Dataset rows for apps and sites
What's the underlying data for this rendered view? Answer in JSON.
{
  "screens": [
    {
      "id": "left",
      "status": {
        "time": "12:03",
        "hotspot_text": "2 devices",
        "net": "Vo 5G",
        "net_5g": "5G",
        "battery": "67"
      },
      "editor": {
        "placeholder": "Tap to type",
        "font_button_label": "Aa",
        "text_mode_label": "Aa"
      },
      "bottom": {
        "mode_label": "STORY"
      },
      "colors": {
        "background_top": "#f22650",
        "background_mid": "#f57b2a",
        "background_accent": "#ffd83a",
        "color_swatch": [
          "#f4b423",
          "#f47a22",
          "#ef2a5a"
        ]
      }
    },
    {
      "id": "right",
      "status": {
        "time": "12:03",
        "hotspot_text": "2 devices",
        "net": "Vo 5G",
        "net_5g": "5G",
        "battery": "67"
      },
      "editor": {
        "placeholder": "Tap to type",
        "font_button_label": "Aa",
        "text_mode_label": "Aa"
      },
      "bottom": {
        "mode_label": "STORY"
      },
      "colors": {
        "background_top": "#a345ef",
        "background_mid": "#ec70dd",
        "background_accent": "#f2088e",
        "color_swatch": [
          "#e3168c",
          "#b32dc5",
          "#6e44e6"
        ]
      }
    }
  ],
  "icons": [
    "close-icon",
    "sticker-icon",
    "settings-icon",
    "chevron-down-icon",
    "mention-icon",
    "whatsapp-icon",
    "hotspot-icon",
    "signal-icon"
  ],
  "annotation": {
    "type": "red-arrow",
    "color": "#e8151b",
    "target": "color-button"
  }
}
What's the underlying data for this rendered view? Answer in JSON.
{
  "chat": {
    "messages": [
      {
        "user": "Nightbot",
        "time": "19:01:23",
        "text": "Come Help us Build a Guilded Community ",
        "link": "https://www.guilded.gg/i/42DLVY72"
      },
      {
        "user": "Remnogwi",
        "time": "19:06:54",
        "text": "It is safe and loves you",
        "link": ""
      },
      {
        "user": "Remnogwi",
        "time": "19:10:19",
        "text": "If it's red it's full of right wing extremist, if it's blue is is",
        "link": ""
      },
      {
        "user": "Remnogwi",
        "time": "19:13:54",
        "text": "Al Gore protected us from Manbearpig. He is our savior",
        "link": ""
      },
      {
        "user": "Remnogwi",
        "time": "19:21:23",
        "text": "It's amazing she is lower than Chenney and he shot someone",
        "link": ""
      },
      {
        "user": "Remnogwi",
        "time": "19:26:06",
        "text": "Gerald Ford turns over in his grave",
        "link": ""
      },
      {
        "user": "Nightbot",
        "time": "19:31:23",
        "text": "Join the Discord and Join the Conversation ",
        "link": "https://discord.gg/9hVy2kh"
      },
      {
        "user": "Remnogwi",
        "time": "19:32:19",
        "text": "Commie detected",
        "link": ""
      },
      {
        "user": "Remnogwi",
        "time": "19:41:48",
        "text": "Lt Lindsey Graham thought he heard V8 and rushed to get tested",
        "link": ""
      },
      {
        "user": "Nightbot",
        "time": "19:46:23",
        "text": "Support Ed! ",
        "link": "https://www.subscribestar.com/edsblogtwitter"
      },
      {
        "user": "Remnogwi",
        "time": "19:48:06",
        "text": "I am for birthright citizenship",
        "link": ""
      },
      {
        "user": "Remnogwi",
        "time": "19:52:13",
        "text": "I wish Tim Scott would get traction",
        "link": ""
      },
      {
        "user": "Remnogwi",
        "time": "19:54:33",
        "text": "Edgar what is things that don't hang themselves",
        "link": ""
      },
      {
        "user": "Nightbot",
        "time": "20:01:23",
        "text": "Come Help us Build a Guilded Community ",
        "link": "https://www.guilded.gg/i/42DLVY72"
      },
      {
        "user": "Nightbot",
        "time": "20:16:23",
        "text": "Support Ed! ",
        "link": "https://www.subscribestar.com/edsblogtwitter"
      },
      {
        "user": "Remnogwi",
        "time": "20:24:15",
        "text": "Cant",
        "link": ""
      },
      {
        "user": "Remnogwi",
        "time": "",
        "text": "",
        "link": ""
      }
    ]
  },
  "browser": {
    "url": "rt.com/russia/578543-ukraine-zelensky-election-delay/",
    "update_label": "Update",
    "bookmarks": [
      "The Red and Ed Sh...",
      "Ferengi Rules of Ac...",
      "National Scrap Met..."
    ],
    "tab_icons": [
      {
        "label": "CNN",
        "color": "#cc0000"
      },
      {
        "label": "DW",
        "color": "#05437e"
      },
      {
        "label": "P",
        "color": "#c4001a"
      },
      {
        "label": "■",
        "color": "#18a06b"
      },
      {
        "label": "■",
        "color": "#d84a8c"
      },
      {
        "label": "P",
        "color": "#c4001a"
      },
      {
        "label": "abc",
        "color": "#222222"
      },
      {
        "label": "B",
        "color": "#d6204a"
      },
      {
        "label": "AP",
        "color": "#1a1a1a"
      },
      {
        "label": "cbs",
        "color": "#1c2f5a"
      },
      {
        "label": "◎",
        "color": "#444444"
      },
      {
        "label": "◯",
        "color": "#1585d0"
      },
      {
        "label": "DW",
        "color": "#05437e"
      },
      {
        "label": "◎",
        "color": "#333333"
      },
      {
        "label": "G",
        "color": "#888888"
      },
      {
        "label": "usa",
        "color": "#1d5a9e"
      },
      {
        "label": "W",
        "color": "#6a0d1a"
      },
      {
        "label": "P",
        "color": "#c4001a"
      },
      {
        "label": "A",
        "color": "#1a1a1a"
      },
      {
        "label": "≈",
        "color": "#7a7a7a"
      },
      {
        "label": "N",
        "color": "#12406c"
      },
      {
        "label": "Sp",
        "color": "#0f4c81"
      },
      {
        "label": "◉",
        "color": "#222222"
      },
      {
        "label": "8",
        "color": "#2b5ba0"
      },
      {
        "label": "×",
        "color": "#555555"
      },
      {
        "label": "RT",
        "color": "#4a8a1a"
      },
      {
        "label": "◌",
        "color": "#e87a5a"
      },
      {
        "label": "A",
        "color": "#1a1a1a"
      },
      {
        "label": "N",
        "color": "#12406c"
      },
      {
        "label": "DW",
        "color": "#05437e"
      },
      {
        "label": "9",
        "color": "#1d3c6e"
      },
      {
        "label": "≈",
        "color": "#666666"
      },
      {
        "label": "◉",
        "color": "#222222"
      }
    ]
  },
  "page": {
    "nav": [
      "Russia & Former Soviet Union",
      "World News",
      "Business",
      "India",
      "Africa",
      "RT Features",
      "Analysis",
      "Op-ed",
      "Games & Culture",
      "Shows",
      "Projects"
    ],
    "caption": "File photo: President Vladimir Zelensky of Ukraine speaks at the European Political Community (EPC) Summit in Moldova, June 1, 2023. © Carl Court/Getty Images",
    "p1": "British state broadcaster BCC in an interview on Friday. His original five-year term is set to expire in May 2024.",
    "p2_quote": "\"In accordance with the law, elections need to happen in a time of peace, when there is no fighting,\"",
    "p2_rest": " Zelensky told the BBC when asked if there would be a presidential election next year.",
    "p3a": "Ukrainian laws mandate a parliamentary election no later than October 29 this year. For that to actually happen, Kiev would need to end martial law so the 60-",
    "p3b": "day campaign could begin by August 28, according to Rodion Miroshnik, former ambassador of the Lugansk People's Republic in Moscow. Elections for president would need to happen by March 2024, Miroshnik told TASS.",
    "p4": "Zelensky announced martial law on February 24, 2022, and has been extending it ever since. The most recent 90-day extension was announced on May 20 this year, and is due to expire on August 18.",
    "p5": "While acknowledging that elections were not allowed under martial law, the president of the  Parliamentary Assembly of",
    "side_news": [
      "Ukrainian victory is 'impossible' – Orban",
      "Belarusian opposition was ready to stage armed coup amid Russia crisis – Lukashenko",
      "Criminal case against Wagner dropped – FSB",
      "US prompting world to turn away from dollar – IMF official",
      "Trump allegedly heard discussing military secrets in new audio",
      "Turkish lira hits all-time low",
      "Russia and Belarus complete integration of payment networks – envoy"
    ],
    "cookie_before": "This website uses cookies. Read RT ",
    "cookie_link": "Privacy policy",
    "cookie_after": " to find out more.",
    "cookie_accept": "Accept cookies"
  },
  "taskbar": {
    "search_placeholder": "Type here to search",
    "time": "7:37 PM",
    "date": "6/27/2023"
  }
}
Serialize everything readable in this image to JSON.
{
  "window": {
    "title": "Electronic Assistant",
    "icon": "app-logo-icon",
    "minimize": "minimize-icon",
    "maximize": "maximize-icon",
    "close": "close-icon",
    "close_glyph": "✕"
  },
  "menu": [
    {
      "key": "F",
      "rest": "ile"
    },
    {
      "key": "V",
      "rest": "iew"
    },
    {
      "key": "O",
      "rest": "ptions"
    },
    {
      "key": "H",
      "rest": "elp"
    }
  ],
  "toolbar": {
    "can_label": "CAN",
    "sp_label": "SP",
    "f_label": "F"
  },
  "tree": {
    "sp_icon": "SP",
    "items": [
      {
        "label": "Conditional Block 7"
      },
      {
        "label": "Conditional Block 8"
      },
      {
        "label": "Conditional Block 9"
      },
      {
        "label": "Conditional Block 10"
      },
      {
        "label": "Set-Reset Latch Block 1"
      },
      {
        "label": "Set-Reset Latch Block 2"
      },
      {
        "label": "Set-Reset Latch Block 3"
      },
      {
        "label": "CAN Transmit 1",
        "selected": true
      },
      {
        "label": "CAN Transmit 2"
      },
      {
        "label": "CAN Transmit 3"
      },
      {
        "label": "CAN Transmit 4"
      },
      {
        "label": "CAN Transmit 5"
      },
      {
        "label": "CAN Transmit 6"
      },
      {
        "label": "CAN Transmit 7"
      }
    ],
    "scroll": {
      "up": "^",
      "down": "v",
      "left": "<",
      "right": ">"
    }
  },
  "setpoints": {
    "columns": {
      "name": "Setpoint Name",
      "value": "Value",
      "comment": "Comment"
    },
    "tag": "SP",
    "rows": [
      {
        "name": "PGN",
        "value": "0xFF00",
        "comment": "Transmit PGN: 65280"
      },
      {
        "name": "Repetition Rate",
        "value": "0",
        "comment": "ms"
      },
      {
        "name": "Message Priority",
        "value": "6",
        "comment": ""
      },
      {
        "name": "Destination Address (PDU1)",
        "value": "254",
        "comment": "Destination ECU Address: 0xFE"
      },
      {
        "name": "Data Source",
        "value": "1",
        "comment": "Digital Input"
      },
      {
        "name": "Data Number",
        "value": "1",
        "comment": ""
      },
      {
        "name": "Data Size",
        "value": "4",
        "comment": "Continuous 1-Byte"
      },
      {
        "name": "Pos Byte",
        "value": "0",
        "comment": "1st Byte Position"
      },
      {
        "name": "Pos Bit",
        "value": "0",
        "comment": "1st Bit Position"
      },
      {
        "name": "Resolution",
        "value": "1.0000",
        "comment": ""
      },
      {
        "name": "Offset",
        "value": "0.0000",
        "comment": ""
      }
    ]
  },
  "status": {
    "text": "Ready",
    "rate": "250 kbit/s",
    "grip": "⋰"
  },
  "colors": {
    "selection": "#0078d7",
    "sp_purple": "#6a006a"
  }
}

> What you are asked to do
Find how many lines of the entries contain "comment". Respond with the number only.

> Problem solution
12